For both blue-collar and white-collar workers, ‘important personal reasons’ which allow for continued remuneration during an absence from work are regulated. White-collar workers are entitled to such remuneration if they are prevented from working due to significant personal reasons, through no fault of their own, and for a relatively brief time. Examples in the collective agreements include a worker’s wedding or family bereavement. Even though no maximum duration of paid absence is defined, the limit is generally accepted as being one week.
However, the regulations for the two types of employees have differed in the detail. While these provisions apply to both categories, they are mandatory for white-collar workers. But for blue-collar workers, they may be modified in collective agreements so that their remuneration applies only in specific cases laid down in their collective agreements (which also specify the number of paid days of absence in each case).
With the harmonisation of the regulations for the two employee groups (starting on 1 July 2018), restrictions in blue-collar workers’ collective agreements on remuneration in case of absence on personal grounds may no longer be applied. This could mean, for example, that a blue-collar worker delayed in returning to work from holiday due to travel problems may now receive remuneration, even though this specific case is not mentioned in collective agreements.
Timing and social partner reactions
The parliamentary vote took place just three days before recent federal elections were held. The legislative package (including some further measures) was brought in by the then ruling SPÖ and was supported by the FPÖ and Green Party, but not by the People's Party (ÖVP), with which the SPÖ was forming a coalition and which called for new elections.
In the elections, the SPÖ which had feared a loss in votes, finished with the second largest number of seats behind the ÖVP, narrowly ahead of the FPÖ. The ÖVP had strongly criticised the vote on the harmonisation of the two employee groups, as did the New Austria and Liberal Forum party (NEOS) (the fifth largest in the national parliament before the elections), which called the vote a ‘cheap election campaign lollipop’.
Erich Foglar, President of the Austrian Federal Trade Union Federation (ÖGB), called the harmonisation a ‘milestone for the world of work’, adding that the change would be cost-neutral for the national economy.
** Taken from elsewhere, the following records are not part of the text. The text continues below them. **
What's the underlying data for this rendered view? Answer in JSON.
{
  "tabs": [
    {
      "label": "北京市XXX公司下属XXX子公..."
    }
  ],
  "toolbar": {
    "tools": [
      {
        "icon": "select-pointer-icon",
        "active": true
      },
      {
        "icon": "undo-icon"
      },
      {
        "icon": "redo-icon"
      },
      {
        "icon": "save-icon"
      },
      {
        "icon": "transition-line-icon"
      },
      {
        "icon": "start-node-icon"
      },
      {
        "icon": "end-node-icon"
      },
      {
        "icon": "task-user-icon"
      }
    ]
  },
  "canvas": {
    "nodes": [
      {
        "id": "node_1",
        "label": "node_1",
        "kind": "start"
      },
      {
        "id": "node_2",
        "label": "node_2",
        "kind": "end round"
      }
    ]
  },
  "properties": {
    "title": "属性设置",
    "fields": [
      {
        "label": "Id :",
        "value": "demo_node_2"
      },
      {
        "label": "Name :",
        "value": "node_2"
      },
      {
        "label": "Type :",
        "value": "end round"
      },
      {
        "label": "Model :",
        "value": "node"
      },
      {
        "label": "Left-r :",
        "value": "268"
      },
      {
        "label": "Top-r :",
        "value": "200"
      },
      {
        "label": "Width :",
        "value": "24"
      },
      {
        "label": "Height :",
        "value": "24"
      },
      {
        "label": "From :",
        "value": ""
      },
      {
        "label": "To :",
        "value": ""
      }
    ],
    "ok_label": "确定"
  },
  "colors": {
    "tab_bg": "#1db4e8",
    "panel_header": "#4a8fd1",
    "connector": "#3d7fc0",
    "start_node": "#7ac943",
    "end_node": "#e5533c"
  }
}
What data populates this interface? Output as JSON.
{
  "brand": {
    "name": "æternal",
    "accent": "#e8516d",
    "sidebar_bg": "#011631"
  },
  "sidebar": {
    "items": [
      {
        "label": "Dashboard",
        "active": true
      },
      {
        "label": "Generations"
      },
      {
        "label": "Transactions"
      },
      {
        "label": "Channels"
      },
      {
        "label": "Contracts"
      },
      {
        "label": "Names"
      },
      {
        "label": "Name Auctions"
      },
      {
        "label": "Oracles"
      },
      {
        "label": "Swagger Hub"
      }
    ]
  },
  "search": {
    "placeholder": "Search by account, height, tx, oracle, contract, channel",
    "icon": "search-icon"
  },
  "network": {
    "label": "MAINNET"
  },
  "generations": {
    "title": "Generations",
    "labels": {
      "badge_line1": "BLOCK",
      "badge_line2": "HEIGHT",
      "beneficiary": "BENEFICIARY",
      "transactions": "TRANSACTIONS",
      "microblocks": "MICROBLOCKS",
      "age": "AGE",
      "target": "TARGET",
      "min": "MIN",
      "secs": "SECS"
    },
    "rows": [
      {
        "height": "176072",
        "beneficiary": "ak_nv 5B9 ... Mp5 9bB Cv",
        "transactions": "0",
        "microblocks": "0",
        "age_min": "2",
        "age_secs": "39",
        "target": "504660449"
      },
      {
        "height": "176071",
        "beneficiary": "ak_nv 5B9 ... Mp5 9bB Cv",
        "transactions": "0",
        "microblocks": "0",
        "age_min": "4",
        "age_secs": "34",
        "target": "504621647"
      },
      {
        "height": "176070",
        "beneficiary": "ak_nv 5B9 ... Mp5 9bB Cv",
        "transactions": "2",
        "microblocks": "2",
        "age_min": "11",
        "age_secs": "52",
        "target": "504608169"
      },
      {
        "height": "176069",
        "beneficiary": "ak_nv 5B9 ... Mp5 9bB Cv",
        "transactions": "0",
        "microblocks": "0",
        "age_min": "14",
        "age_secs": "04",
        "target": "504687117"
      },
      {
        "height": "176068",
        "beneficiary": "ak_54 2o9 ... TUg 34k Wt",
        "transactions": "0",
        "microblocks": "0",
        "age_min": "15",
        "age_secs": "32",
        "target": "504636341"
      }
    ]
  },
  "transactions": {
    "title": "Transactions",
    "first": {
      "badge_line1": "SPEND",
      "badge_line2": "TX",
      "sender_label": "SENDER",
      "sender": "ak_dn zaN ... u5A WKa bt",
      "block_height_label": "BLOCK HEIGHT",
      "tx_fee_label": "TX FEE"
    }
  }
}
Rainer Wimmer, President of the Union of Production Workers (PRO-GE) and Roman Hebenstreit, President of the Transport and Service Union (vida) welcomed the fact that the two-class-workforce was being abolished and added that it was about time that the unjustified discrimination of blue-collar workers had ended.
Employers, although criticising the vote for being hasty and without prior social partner negotiations, were in favour of harmonising regulations on the two employee groups. Georg Kapsch, President of the Federation of Austrian Industry (IV) – which has voluntary membership – and Christoph Leitl, President of the Federal Economic Chamber (WKO) – which has mandatory membership – have agreed that differentiating between the two groups would be outdated. However, although open to harmonisation, they warned against either side ‘cherry-picking’ terms, advocating instead a serious common approach.
Dr Leitl stated that such harmonisation is a harmful solution for the country saying that the new regulations would mean a massive cost increase for companies which would be reflected in higher unemployment and lower economic growth. Christoph Neumayer, Director-General of IV, added that without prior assessment of the draft bill by the social partners (which is common practice in Austria), this step constituted a massive interference in long-established collective agreement structures.
While some aspects between the different treatment of blue- and white-collar workers have been addressed with agreements reached mostly on improvements for blue-collar workers, a complete harmonisation of rights is still outstanding. It also remains to be seen whether the new federal government – most likely a coalition between the ÖVP and FPÖ with the ÖVP providing the Chancellor – will change or even halt the bill (considering that the ÖVP was strongly against it from the start).